It can be problematic to make a leap from basketball to baseball, but the recent post on Mets buying or selling at the deadline christalized this connection. The Mets have not been good enough or bad enough recently to get momentum going in any one direction. Yes, they had the historic collapse - but they were in playoff position before and just barely missed out. That's not bad enough. Even this year, they're not bad enough to make the decision to sell.

The prize here isn't a high draft pick and possible superstar as it is in the NBA, but there are benefits to being bad enough in baseball. If you are the Phillies of the early 2000s or the early Tampa Bay Rays, you sell anything worth selling until you are squarely a buyer once again. You pump and dump veterans and flood the minor leagues with talent until some stars rise to the top at the same time, and you capitalize on your window. You save money until it makes sense to spend money.

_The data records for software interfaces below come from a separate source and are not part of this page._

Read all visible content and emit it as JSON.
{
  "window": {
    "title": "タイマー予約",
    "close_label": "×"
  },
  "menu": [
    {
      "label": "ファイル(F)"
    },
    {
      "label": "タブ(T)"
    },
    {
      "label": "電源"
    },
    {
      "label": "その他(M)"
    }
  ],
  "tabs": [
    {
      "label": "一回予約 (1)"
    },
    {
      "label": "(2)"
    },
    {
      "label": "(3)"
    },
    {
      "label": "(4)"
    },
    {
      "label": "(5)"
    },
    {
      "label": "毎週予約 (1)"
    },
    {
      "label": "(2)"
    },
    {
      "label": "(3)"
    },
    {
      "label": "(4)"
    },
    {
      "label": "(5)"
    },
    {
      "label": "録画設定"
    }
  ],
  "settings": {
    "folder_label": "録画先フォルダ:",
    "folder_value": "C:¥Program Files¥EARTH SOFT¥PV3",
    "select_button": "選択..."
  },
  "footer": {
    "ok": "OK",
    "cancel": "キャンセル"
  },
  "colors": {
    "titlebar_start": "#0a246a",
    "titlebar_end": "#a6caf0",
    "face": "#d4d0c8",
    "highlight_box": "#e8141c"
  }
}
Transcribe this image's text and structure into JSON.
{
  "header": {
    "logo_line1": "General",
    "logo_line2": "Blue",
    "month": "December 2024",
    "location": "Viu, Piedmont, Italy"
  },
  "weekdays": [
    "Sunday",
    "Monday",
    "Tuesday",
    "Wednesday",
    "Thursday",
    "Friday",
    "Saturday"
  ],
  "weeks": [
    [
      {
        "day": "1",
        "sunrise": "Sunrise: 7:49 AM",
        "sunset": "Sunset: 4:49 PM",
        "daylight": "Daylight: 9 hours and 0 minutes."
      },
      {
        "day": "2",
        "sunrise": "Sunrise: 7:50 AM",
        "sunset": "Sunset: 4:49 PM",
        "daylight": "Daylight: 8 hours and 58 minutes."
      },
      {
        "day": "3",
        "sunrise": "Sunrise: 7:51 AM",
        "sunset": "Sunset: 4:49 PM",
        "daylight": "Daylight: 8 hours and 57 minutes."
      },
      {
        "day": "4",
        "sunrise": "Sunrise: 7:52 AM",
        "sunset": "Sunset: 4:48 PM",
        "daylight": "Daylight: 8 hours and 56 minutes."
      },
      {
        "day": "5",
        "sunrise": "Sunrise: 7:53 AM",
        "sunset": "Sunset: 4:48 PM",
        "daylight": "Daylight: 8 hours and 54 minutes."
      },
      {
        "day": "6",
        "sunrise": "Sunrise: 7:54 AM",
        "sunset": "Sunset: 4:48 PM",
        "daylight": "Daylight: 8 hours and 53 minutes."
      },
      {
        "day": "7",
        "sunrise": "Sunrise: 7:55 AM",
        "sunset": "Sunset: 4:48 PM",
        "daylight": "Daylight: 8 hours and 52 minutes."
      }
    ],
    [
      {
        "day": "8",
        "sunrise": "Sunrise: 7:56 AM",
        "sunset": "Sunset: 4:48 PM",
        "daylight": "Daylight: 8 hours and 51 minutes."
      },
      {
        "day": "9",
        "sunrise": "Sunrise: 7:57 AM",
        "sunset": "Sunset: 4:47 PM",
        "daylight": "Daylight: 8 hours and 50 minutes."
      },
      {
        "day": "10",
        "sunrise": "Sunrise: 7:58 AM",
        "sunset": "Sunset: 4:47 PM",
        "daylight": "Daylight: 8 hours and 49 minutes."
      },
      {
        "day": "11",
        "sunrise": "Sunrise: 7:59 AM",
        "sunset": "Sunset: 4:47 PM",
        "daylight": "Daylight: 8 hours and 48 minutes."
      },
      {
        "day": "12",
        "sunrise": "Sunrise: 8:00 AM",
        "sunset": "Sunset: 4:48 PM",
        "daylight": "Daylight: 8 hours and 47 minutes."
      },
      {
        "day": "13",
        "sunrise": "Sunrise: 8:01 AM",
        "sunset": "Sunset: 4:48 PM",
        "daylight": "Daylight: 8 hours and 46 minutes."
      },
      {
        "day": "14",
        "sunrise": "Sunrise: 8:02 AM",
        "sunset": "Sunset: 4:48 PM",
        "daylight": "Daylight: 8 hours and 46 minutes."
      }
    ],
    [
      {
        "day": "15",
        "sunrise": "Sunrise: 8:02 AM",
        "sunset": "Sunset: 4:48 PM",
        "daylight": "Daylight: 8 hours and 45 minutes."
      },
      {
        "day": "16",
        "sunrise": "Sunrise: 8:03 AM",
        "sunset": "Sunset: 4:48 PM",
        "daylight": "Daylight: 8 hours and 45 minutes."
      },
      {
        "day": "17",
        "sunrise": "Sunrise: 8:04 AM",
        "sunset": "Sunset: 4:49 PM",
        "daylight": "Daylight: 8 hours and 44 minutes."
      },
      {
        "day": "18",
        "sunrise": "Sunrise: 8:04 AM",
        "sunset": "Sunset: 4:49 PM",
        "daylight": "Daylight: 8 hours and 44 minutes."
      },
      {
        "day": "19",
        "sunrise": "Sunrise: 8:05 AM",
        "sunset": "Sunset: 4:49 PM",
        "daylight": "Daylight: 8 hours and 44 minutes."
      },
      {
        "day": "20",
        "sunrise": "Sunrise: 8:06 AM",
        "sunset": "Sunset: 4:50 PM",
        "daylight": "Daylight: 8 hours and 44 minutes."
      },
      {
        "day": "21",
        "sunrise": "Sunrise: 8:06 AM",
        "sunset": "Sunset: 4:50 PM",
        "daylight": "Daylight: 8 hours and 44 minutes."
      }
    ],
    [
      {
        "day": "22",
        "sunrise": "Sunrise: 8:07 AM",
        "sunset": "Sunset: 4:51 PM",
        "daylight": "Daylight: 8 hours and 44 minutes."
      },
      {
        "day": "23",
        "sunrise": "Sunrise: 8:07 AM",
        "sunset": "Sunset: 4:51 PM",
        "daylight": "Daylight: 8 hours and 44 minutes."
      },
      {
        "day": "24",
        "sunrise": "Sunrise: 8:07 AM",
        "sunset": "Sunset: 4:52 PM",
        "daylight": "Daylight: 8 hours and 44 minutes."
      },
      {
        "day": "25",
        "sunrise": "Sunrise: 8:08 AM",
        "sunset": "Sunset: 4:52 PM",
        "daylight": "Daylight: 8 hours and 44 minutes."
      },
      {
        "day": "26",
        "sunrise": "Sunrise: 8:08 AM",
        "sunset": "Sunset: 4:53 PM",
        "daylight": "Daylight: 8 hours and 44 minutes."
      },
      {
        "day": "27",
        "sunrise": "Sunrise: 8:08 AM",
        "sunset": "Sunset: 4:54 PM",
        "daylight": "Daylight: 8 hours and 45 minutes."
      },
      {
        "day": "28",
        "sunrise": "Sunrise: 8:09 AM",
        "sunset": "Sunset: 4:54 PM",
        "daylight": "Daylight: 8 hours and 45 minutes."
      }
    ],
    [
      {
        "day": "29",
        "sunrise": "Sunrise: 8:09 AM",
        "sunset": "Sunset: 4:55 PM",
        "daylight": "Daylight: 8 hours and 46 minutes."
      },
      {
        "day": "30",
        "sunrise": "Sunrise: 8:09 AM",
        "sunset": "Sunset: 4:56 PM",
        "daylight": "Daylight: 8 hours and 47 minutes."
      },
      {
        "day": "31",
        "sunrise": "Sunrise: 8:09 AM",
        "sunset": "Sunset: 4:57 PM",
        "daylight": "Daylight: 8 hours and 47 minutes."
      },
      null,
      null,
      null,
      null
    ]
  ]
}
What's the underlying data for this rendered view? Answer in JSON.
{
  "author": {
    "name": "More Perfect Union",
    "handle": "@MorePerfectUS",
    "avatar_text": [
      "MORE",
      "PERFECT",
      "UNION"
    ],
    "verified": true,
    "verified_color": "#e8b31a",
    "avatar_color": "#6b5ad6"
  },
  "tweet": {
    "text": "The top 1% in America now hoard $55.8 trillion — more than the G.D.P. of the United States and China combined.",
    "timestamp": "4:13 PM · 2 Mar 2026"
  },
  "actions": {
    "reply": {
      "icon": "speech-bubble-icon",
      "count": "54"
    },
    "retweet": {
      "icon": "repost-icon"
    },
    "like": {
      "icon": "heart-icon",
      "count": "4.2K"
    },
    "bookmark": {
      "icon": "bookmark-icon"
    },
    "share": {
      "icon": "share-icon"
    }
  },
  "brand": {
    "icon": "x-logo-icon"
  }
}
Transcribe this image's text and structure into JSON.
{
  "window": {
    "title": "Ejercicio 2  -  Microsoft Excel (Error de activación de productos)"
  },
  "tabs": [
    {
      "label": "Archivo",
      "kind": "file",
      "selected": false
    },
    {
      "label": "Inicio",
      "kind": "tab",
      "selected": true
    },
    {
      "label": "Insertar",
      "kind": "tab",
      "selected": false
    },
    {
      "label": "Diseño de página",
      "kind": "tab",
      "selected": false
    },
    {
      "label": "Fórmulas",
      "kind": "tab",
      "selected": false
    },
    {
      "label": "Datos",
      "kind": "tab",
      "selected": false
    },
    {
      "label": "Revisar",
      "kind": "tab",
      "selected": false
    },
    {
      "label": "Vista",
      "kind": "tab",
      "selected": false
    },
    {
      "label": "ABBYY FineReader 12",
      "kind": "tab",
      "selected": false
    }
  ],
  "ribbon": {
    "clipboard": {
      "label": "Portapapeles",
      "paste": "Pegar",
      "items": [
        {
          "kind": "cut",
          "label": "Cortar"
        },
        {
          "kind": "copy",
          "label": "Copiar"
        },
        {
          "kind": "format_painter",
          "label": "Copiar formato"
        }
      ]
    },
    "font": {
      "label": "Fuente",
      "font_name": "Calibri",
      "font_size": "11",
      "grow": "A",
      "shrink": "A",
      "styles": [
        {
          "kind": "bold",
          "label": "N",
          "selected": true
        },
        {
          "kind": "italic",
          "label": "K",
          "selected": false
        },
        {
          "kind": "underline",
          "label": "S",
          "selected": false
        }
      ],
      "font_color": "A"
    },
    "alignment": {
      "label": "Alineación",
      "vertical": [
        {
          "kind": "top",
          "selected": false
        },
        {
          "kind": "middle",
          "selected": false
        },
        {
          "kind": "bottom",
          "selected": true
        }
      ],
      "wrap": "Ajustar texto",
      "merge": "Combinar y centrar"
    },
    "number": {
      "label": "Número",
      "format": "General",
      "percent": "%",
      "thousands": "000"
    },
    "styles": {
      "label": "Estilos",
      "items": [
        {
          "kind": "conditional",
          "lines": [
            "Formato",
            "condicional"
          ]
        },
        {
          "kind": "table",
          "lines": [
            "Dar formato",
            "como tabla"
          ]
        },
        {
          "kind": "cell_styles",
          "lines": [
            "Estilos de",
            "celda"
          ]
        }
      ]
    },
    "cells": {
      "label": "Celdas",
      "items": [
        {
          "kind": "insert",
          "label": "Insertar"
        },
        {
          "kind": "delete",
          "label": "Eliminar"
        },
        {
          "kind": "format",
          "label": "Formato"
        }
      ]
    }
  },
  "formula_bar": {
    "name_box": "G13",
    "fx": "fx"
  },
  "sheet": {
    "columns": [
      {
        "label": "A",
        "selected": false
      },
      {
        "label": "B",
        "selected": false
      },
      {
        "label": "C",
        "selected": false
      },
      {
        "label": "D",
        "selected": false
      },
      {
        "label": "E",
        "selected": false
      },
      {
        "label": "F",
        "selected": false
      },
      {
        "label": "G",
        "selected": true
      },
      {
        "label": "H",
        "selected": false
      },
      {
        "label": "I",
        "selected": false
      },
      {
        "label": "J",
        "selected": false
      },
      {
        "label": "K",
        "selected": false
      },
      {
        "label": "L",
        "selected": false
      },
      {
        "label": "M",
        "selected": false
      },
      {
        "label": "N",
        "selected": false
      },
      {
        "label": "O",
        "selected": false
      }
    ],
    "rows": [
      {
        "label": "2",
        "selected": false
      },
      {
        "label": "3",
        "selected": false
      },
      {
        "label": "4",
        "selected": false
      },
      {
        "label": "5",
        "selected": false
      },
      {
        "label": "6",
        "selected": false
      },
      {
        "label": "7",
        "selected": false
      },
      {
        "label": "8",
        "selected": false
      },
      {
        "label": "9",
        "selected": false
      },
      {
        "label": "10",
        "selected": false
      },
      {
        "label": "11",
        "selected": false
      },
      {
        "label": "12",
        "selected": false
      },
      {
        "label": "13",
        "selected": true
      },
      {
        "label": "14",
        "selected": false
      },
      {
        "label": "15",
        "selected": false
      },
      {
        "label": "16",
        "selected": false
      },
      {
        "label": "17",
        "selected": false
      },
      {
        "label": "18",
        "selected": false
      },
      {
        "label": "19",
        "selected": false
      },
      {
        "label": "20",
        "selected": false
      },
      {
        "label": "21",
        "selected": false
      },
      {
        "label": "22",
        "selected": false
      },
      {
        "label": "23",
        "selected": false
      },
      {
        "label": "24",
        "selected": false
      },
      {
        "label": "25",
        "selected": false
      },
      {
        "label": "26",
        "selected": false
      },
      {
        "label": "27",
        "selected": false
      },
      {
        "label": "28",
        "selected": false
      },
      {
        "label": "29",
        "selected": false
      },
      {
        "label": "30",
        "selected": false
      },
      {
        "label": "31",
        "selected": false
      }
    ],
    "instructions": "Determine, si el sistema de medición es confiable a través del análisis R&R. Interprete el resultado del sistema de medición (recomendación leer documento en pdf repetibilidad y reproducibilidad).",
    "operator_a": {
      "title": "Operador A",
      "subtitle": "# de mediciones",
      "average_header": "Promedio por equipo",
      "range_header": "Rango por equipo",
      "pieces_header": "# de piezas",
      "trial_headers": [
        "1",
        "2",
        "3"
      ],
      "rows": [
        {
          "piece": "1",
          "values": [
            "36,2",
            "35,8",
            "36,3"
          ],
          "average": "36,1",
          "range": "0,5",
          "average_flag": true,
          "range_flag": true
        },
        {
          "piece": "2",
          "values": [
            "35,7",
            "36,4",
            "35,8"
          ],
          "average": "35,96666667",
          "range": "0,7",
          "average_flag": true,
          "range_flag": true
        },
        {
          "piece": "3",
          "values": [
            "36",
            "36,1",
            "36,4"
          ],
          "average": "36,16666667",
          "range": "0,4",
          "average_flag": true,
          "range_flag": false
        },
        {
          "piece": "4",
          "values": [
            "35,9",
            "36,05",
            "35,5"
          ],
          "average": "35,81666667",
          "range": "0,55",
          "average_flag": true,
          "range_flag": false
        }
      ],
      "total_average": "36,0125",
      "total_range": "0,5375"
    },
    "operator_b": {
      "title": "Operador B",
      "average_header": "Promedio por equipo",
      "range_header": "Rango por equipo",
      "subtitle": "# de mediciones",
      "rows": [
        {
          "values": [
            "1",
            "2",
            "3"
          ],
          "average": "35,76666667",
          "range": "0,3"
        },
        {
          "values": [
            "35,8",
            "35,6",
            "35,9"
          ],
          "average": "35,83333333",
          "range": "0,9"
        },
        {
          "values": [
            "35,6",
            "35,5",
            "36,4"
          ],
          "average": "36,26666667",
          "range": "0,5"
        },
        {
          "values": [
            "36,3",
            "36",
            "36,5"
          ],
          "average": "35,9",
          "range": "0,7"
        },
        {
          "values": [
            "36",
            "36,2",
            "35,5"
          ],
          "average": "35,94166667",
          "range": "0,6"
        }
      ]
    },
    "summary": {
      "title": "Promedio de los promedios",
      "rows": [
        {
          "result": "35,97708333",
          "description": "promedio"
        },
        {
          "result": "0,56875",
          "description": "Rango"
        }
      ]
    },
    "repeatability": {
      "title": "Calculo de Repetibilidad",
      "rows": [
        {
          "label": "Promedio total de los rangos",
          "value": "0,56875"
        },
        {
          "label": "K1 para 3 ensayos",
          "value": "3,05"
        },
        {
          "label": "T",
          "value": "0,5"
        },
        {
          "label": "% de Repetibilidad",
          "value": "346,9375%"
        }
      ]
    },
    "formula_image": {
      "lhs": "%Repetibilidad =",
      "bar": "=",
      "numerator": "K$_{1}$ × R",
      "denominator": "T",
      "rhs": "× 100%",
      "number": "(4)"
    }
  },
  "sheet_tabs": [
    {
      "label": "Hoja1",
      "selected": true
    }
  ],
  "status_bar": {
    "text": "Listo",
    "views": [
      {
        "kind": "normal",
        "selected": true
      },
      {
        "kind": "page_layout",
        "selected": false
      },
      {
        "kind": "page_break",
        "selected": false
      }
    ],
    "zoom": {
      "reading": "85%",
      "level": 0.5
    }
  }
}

But, as a commenter on the buyers/sellers post wisely pointed out, the Mets are in a huge market. So they have the pressure to win every year, like the Hawks did with Dominique in the fold. Go out and sign Jon Koncak because you don't have a center. Make sure you are active every free agency period and sign Jason Bay because 'his swing is better suited to Citi Field than Matt Holliday's.' Make sure you have a veteran at every position. Make sure even your friggin' back up middle infielder is a veteran. Make sure you have three veteran catchers - because you just can't get enough.

If the Mets were worse, they could have saved money, developed a nice farm, and be in a position to capitalize on the next few peak years for David Wright and Jose Reyes. If the Mets were worse, they could have sold Carlos Beltran, Pedro Feliciano, and possibly even Johan Santana - for talent that would help during their window. If they were even worse than that, they could have traded away Jose Reyes and focused on 2012 and beyond.

No, the Mets are better than bad, though not good enough to be a contender, and probably not good enough to make the playoffs this year given the single-digit playoff odds they are currently facing. They aren't terrible enough to sell all their pieces, and their market demands they are active in free agency every year.

That's the sort of mediocrity that begets $8 million spent on a hole at second base. Yes, the Mets can call themselves set at every position but second base next year - but whom can they depend on for superlative work? Will they have the guts to even give Reese Havens a chance to win the second base job, or will they go and sink more money into an Orlando Hudson to be a veteran to replace the veteran that currently is aging rapidly in front of our eyes?  

It's been an okay season, and there are some good players on this Mets team, but it's hard to see their future because of their recent past.

If only they were worse. Or better.